evaluation window will be provided. Upon the indicator launch, the series is calculated along the Close prices while the window is
shifted by one count. Since the length of the evaluation window (interval) is equal to the power of two, we can obtain a set of values and
evaluate the fractal index by performing the linear approximation of the set.
double CFractalIndexLine::CalculateFractalIndex(const double &series[],const int N0,const int N1,
const double hourSampling,int CountFragmentScale=0)
{
LoadFragment(series,N0,N1,hourSampling);
int nn2 = (int)floor(Nfrgm/2);
int npow2 = (int)ipow2(nn2);
if(CountFragmentScale==0) CountFragmentScale=npow2;
int Count=fmin(CountFragmentScale,npow2);

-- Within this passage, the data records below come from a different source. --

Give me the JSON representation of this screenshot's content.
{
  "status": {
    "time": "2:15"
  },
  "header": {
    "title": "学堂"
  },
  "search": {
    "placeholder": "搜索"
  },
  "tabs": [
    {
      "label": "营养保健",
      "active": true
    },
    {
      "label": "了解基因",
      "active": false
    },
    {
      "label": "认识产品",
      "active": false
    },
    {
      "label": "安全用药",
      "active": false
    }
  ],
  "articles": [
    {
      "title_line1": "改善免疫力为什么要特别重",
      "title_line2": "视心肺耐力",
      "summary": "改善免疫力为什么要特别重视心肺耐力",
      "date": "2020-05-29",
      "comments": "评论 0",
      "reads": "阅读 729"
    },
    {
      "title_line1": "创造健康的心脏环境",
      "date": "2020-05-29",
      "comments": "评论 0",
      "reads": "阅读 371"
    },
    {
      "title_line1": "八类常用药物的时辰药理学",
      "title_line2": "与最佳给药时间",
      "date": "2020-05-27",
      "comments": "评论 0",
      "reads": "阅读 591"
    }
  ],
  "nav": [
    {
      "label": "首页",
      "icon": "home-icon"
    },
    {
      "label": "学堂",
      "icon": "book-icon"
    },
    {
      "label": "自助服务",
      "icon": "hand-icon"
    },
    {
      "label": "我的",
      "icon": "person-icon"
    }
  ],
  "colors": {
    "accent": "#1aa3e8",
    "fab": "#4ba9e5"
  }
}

int NumPartDivide;
for(int i=0; i<=Count; i++)
{
NumPartDivide = (int)pow (2,i);
CalcAmplVariation(NumPartDivide, i);
i=i;
}
// 4. Evaluation of the Fractal Index and on the limits of the Index confidence intervals
Mu=fCalculateConfidenceIntervalMU(LogDeltaScales,LogAmplVariations,Count,ConfInterval,R2det);
Hurst=1Mu; // Hurst exponent
KR2=1R2det;
return Mu;
}
double CFractalIndexLine::CalcAmplVariation(const int NumPartDivide,int idxAmplVar=1)
{
int nCheckPoint=0,nIntervalPoints=0;
double dayDeltaScales=BoundaryArray(NumPartDivide,fragment,0,Nfrgm1,hSampling,Boundaries,nIntervalPoints);
int countInterval=Boundaries.CountNonEmty();
int maxFuncIdx=0,minFuncIdx=0;
double A,V=0.;
nCheckPoint=(int)(Boundaries.y[0]Boundaries.x[0])+1;
for(int i=0; i<countInterval; i++)
{
maxFuncIdx = ArrayMaximum(fragment,(int)Boundaries.x[i],nCheckPoint);
minFuncIdx = ArrayMinimum(fragment,(int)Boundaries.x[i],nCheckPoint);
A = fragment[maxFuncIdx]  fragment[minFuncIdx];
V = V+A;
i=i;
}
if(idxAmplVar==1) idxAmplVar=ipow2(NumPartDivide);
LogDeltaScales [idxAmplVar] = log(dayDeltaScales);
LogAmplVariations[idxAmplVar] = log(V);
return V;
}
CFragmentIndexLine.mqh file fragments execute loops for the calculation of covering area, as it is shown in Fig.2. The sequence of actions in the program is
explained through detailed comments.
Demonstration of indicator operation on real data
We call the indicator, requesting the evaluation of 600 days with the evaluation window of 64 points. The result contains 536 values of the
fractal index and it is shown in Fig.6.
Fig.6 Close prices of Gazprom and the fractal index evaluation results
The figure shows the correlation of the index values and the behavior of prices. The blue color of the index graph corresponds to the trend
state of the system, indicates the trend stability and the ability to predict future behavior. Violet color indicates antipersistence of
the "pink noise" type, which corresponds to "negative" memory and flat. Yellow corresponds to the "Brownian motion", i.e. the movement is
random and cannot be predicted.
Conclusions
List of References
 Dubovikov M.M., Starchenko N.V. Econophysics and fractal analysis of financial time series
 Dubovikov M.M., Starchenko N.V. Econophysics and analysis of financial time series // Collected. "ECONOPHYSICS. Modern physics in search
of economic theory"
 Peters, J. Chaos and Order in the Capital Markets A New View of Cycles, Prices and Market Volatility
 Krivonosova
E.K., Pervadchuk V.P., Krivonosova E.A.Comparison of the fractal characteristics of time series of economic indicators
 Starchenko N.V. Local fractal analysis in physical applications.